Try it =
From the records below, copy each line that has the word "Lady" in it.

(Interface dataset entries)
■ ■ ■

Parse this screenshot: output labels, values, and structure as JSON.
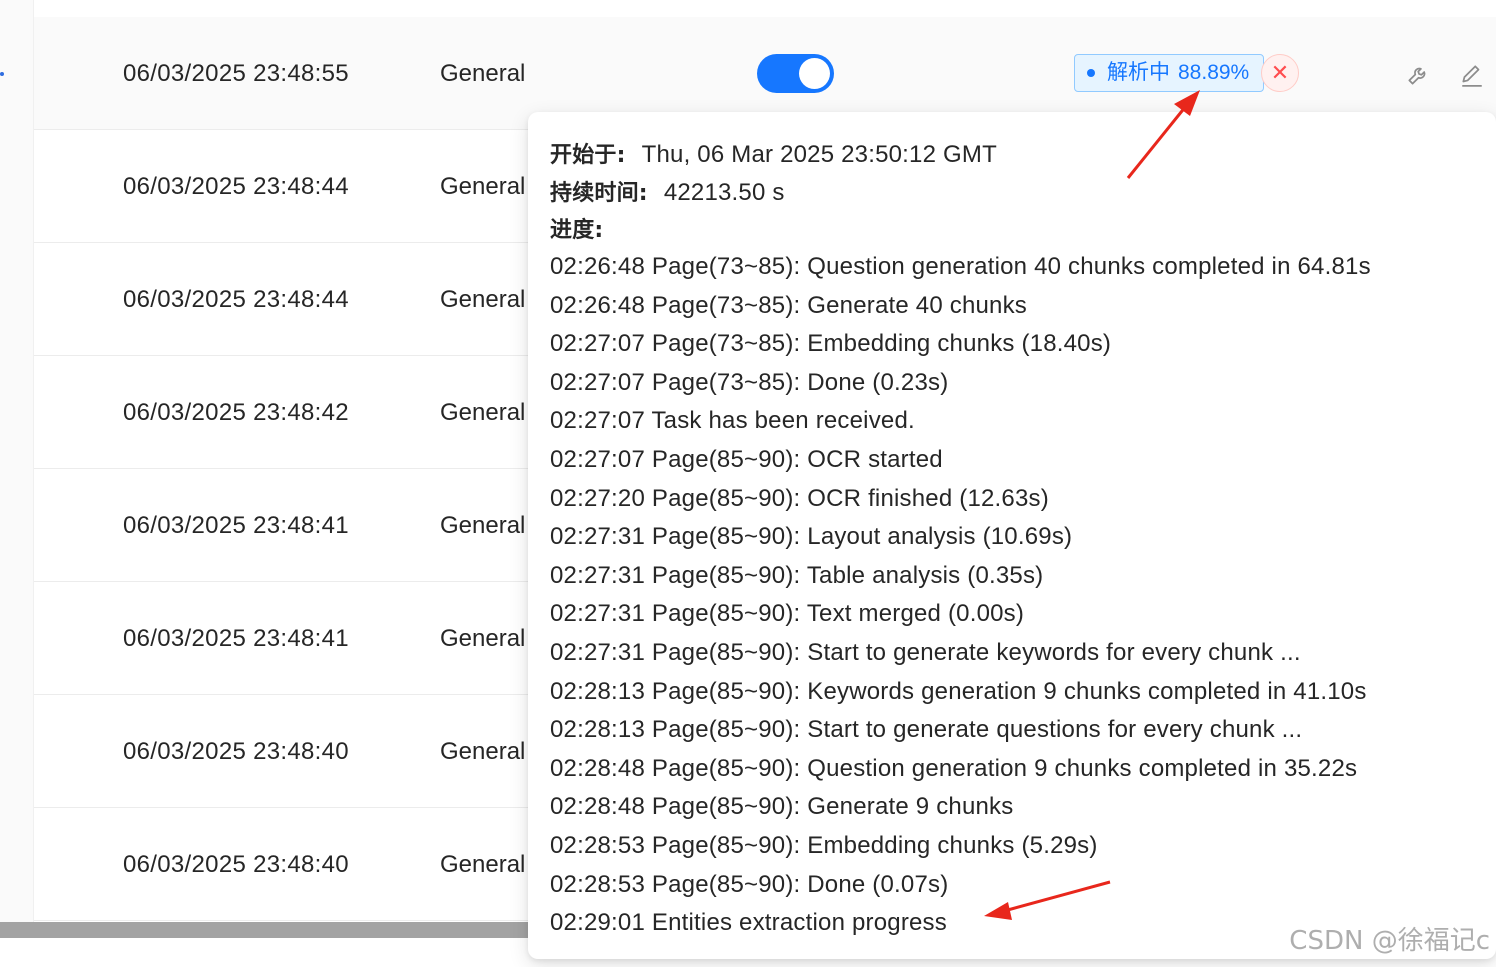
{
  "rows": [
    {
      "date": "06/03/2025 23:48:55",
      "type": "General"
    },
    {
      "date": "06/03/2025 23:48:44",
      "type": "General"
    },
    {
      "date": "06/03/2025 23:48:44",
      "type": "General"
    },
    {
      "date": "06/03/2025 23:48:42",
      "type": "General"
    },
    {
      "date": "06/03/2025 23:48:41",
      "type": "General"
    },
    {
      "date": "06/03/2025 23:48:41",
      "type": "General"
    },
    {
      "date": "06/03/2025 23:48:40",
      "type": "General"
    },
    {
      "date": "06/03/2025 23:48:40",
      "type": "General"
    }
  ],
  "status": {
    "label": "解析中",
    "percent": "88.89%",
    "enabled": true,
    "cancel_symbol": "✕"
  },
  "actions": {
    "icons": [
      "wrench-icon",
      "pencil-icon"
    ]
  },
  "popover": {
    "started_label": "开始于:",
    "started_value": "Thu, 06 Mar 2025 23:50:12 GMT",
    "duration_label": "持续时间:",
    "duration_value": "42213.50 s",
    "progress_label": "进度:",
    "log": [
      "02:26:48 Page(73~85): Question generation 40 chunks completed in 64.81s",
      "02:26:48 Page(73~85): Generate 40 chunks",
      "02:27:07 Page(73~85): Embedding chunks (18.40s)",
      "02:27:07 Page(73~85): Done (0.23s)",
      "02:27:07 Task has been received.",
      "02:27:07 Page(85~90): OCR started",
      "02:27:20 Page(85~90): OCR finished (12.63s)",
      "02:27:31 Page(85~90): Layout analysis (10.69s)",
      "02:27:31 Page(85~90): Table analysis (0.35s)",
      "02:27:31 Page(85~90): Text merged (0.00s)",
      "02:27:31 Page(85~90): Start to generate keywords for every chunk ...",
      "02:28:13 Page(85~90): Keywords generation 9 chunks completed in 41.10s",
      "02:28:13 Page(85~90): Start to generate questions for every chunk ...",
      "02:28:48 Page(85~90): Question generation 9 chunks completed in 35.22s",
      "02:28:48 Page(85~90): Generate 9 chunks",
      "02:28:53 Page(85~90): Embedding chunks (5.29s)",
      "02:28:53 Page(85~90): Done (0.07s)",
      "02:29:01 Entities extraction progress"
    ]
  },
  "watermark": "CSDN @徐福记c",
  "colors": {
    "primary": "#1677ff",
    "tag_bg": "#e6f4ff",
    "tag_border": "#91caff",
    "danger": "#ff4d4f",
    "annotation_arrow": "#e8271c"
  }
}
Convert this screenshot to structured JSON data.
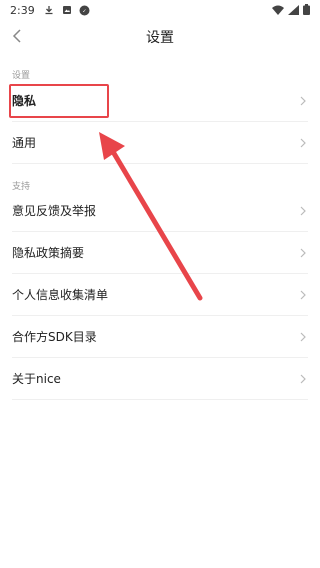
{
  "status_bar": {
    "time": "2:39",
    "icons": [
      "download-icon",
      "image-icon",
      "notification-icon",
      "wifi-icon",
      "signal-icon",
      "battery-icon"
    ]
  },
  "header": {
    "title": "设置"
  },
  "sections": [
    {
      "label": "设置",
      "items": [
        {
          "label": "隐私"
        },
        {
          "label": "通用"
        }
      ]
    },
    {
      "label": "支持",
      "items": [
        {
          "label": "意见反馈及举报"
        },
        {
          "label": "隐私政策摘要"
        },
        {
          "label": "个人信息收集清单"
        },
        {
          "label": "合作方SDK目录"
        },
        {
          "label": "关于nice"
        }
      ]
    }
  ],
  "colors": {
    "annotation": "#e8454a",
    "divider": "#efefef",
    "section_label": "#999999"
  }
}
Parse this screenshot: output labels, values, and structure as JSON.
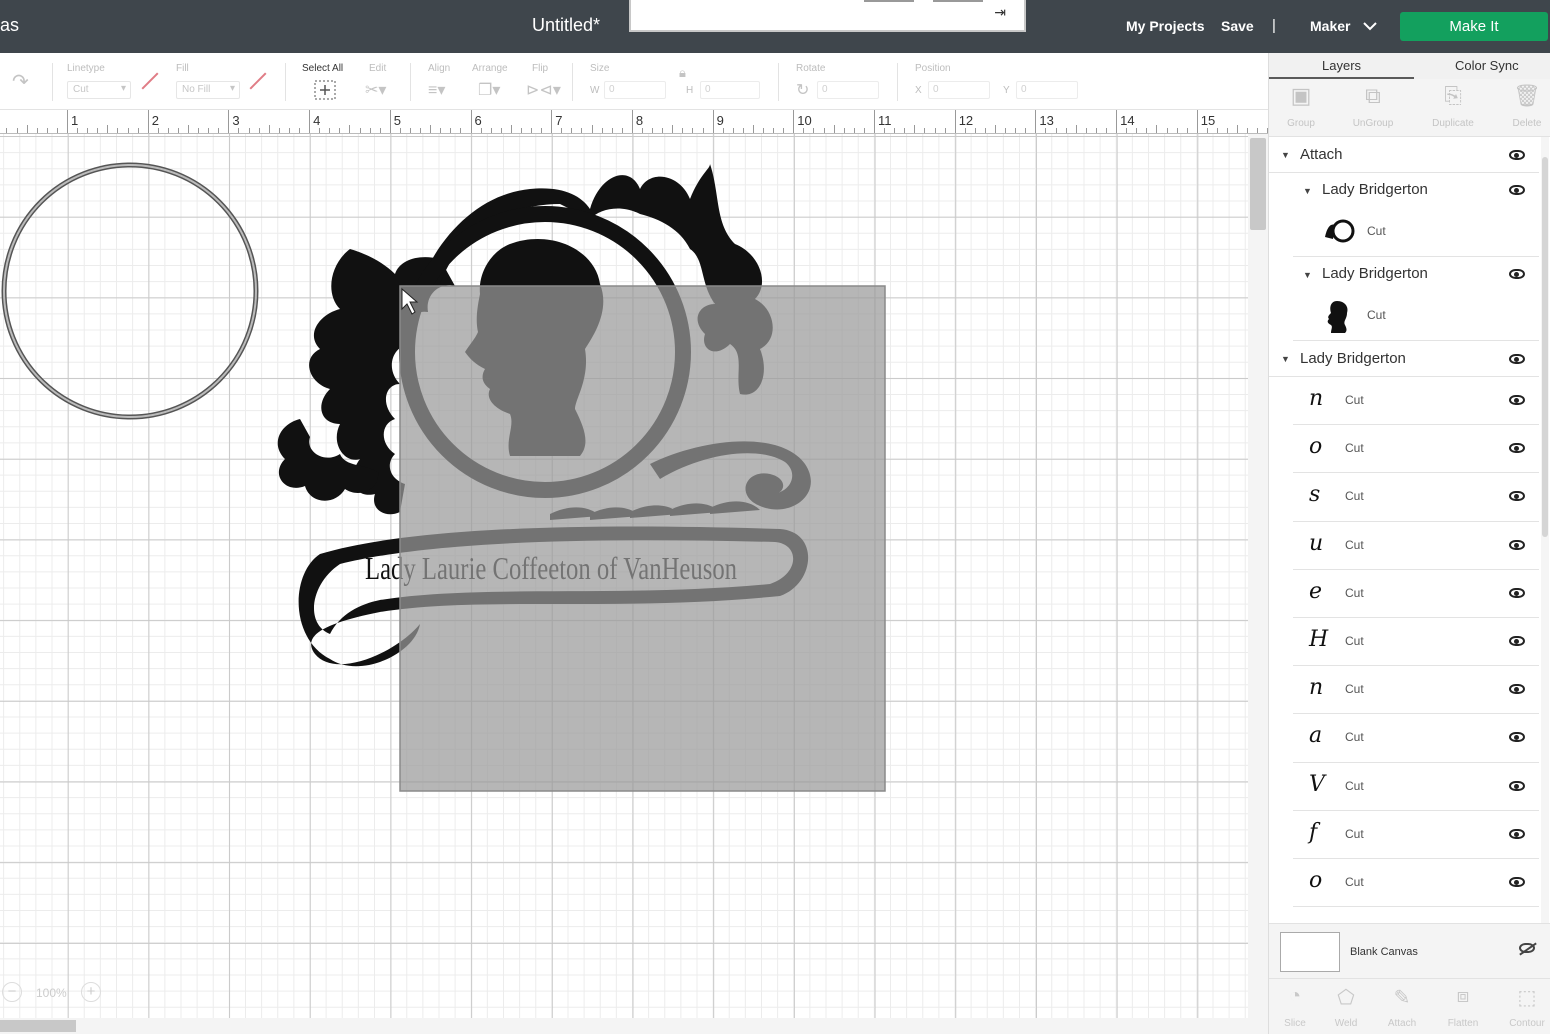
{
  "header": {
    "left_text": "as",
    "title": "Untitled*",
    "my_projects": "My Projects",
    "save": "Save",
    "separator": "|",
    "machine": "Maker",
    "make_it": "Make It"
  },
  "toolbar": {
    "linetype_label": "Linetype",
    "linetype_value": "Cut",
    "fill_label": "Fill",
    "fill_value": "No Fill",
    "select_all_label": "Select All",
    "edit_label": "Edit",
    "align_label": "Align",
    "arrange_label": "Arrange",
    "flip_label": "Flip",
    "size_label": "Size",
    "w_label": "W",
    "h_label": "H",
    "w_value": "0",
    "h_value": "0",
    "rotate_label": "Rotate",
    "rotate_value": "0",
    "position_label": "Position",
    "x_label": "X",
    "y_label": "Y",
    "x_value": "0",
    "y_value": "0"
  },
  "ruler": [
    "1",
    "2",
    "3",
    "4",
    "5",
    "6",
    "7",
    "8",
    "9",
    "10",
    "11",
    "12",
    "13",
    "14",
    "15"
  ],
  "canvas": {
    "text_art": "Lady Laurie Coffeeton of VanHeuson",
    "zoom": "100%"
  },
  "panel": {
    "tab_layers": "Layers",
    "tab_color_sync": "Color Sync",
    "tools": [
      "Group",
      "UnGroup",
      "Duplicate",
      "Delete"
    ],
    "attach_group": "Attach",
    "group_a": "Lady Bridgerton",
    "group_a_cut": "Cut",
    "group_b": "Lady Bridgerton",
    "group_b_cut": "Cut",
    "group_c": "Lady Bridgerton",
    "letters": [
      {
        "glyph": "n",
        "op": "Cut"
      },
      {
        "glyph": "o",
        "op": "Cut"
      },
      {
        "glyph": "s",
        "op": "Cut"
      },
      {
        "glyph": "u",
        "op": "Cut"
      },
      {
        "glyph": "e",
        "op": "Cut"
      },
      {
        "glyph": "H",
        "op": "Cut"
      },
      {
        "glyph": "n",
        "op": "Cut"
      },
      {
        "glyph": "a",
        "op": "Cut"
      },
      {
        "glyph": "V",
        "op": "Cut"
      },
      {
        "glyph": "f",
        "op": "Cut"
      },
      {
        "glyph": "o",
        "op": "Cut"
      }
    ],
    "blank_canvas": "Blank Canvas",
    "bottom_tools": [
      "Slice",
      "Weld",
      "Attach",
      "Flatten",
      "Contour"
    ]
  },
  "colors": {
    "header_bg": "#3f464c",
    "make_it_green": "#13a05e",
    "selection_gray": "#9a9a9a"
  }
}
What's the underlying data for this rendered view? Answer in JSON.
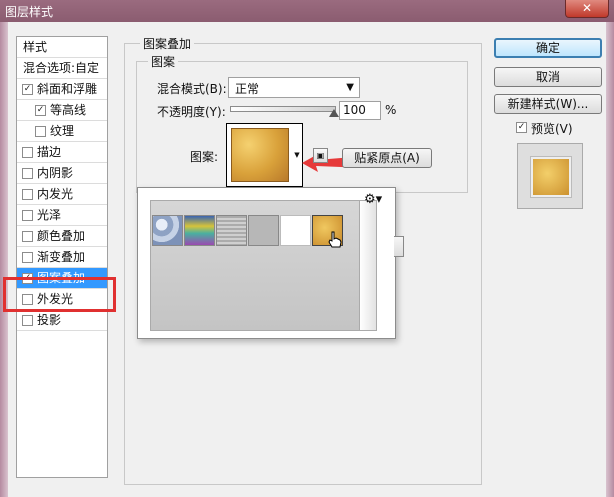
{
  "window": {
    "title": "图层样式",
    "close_label": "✕"
  },
  "styles_panel": {
    "header": "样式",
    "blend_options": "混合选项:自定",
    "items": [
      {
        "label": "斜面和浮雕",
        "checked": true,
        "indent": false
      },
      {
        "label": "等高线",
        "checked": true,
        "indent": true
      },
      {
        "label": "纹理",
        "checked": false,
        "indent": true
      },
      {
        "label": "描边",
        "checked": false,
        "indent": false
      },
      {
        "label": "内阴影",
        "checked": false,
        "indent": false
      },
      {
        "label": "内发光",
        "checked": false,
        "indent": false
      },
      {
        "label": "光泽",
        "checked": false,
        "indent": false
      },
      {
        "label": "颜色叠加",
        "checked": false,
        "indent": false
      },
      {
        "label": "渐变叠加",
        "checked": false,
        "indent": false
      },
      {
        "label": "图案叠加",
        "checked": true,
        "indent": false,
        "selected": true
      },
      {
        "label": "外发光",
        "checked": false,
        "indent": false
      },
      {
        "label": "投影",
        "checked": false,
        "indent": false
      }
    ]
  },
  "overlay": {
    "group_title": "图案叠加",
    "subgroup_title": "图案",
    "blend_mode_label": "混合模式(B):",
    "blend_mode_value": "正常",
    "opacity_label": "不透明度(Y):",
    "opacity_value": "100",
    "opacity_unit": "%",
    "opacity_level": 1.0,
    "pattern_label": "图案:",
    "snap_button": "贴紧原点(A)"
  },
  "pattern_picker": {
    "gear_icon": "gear-icon"
  },
  "actions": {
    "ok": "确定",
    "cancel": "取消",
    "new_style": "新建样式(W)...",
    "preview_label": "预览(V)",
    "preview_checked": true
  },
  "colors": {
    "accent": "#3399ff",
    "highlight_box": "#e03030",
    "title_bar": "#8b5c70"
  }
}
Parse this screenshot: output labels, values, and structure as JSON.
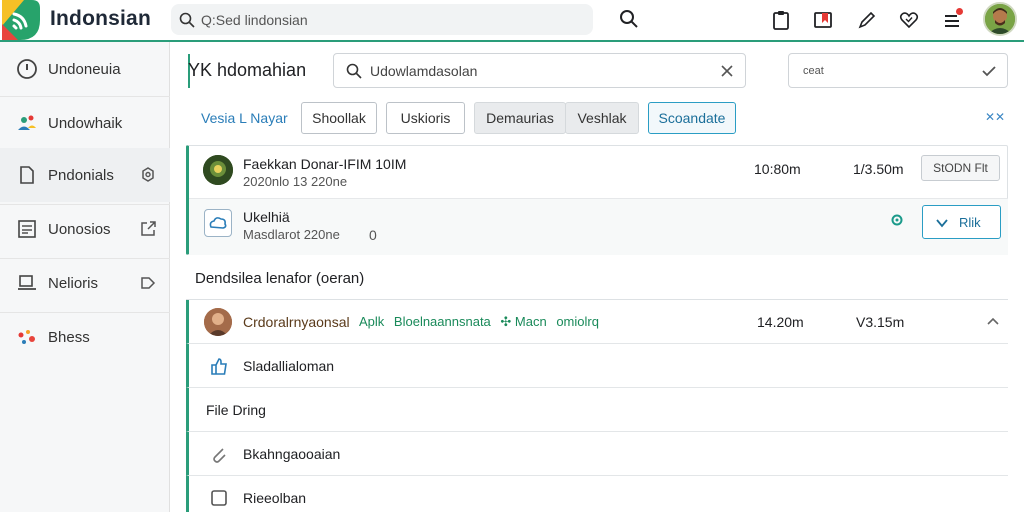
{
  "app": {
    "title": "Indonsian"
  },
  "topbar": {
    "search_placeholder": "Q:Sed lindonsian",
    "icons": [
      "search-icon",
      "clipboard-icon",
      "bookmark-icon",
      "pen-icon",
      "heart-icon",
      "menu-icon",
      "avatar"
    ],
    "accent": "#2a9d7a"
  },
  "sidebar": {
    "items": [
      {
        "label": "Undoneuia",
        "icon": "info-circle-icon"
      },
      {
        "label": "Undowhaik",
        "icon": "people-icon"
      },
      {
        "label": "Pndonials",
        "icon": "document-icon",
        "trail": "settings-icon"
      },
      {
        "label": "Uonosios",
        "icon": "list-icon",
        "trail": "share-icon"
      },
      {
        "label": "Nelioris",
        "icon": "device-icon",
        "trail": "forward-icon"
      },
      {
        "label": "Bhess",
        "icon": "dots-icon"
      }
    ]
  },
  "main": {
    "title": "YK hdomahian",
    "search_value": "Udowlamdasolan",
    "select_value": "ceat",
    "filter_link": "Vesia L Nayar",
    "chips": [
      "Shoollak",
      "Uskioris",
      "Demaurias",
      "Veshlak",
      "Scoandate"
    ],
    "clear_link": "✕✕",
    "card": {
      "row1": {
        "title": "Faekkan Donar-IFIM 10IM",
        "sub": "2020nlo 13 220ne",
        "time1": "10:80m",
        "time2": "1/3.50m",
        "button": "StODN Flt"
      },
      "row2": {
        "title": "Ukelhiä",
        "sub": "Masdlarot 220ne",
        "counter": "0",
        "button": "Rlik"
      }
    },
    "section_title": "Dendsilea lenafor (oeran)",
    "list": [
      {
        "label": "Crdoralrnyaonsal",
        "tags": [
          "Aplk",
          "Bloelnaannsnata",
          "✣ Macn",
          "omiolrq"
        ],
        "time1": "14.20m",
        "time2": "V3.15m"
      },
      {
        "label": "Sladallialoman"
      },
      {
        "label": "File Dring"
      },
      {
        "label": "Bkahngaooaian"
      },
      {
        "label": "Rieeolban"
      }
    ]
  }
}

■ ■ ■

Result of the exercise =
    "text_art": "Lady Laurie Coffeeton of VanHeuson",
    "group_a": "Lady Bridgerton",
    "group_b": "Lady Bridgerton",
    "group_c": "Lady Bridgerton",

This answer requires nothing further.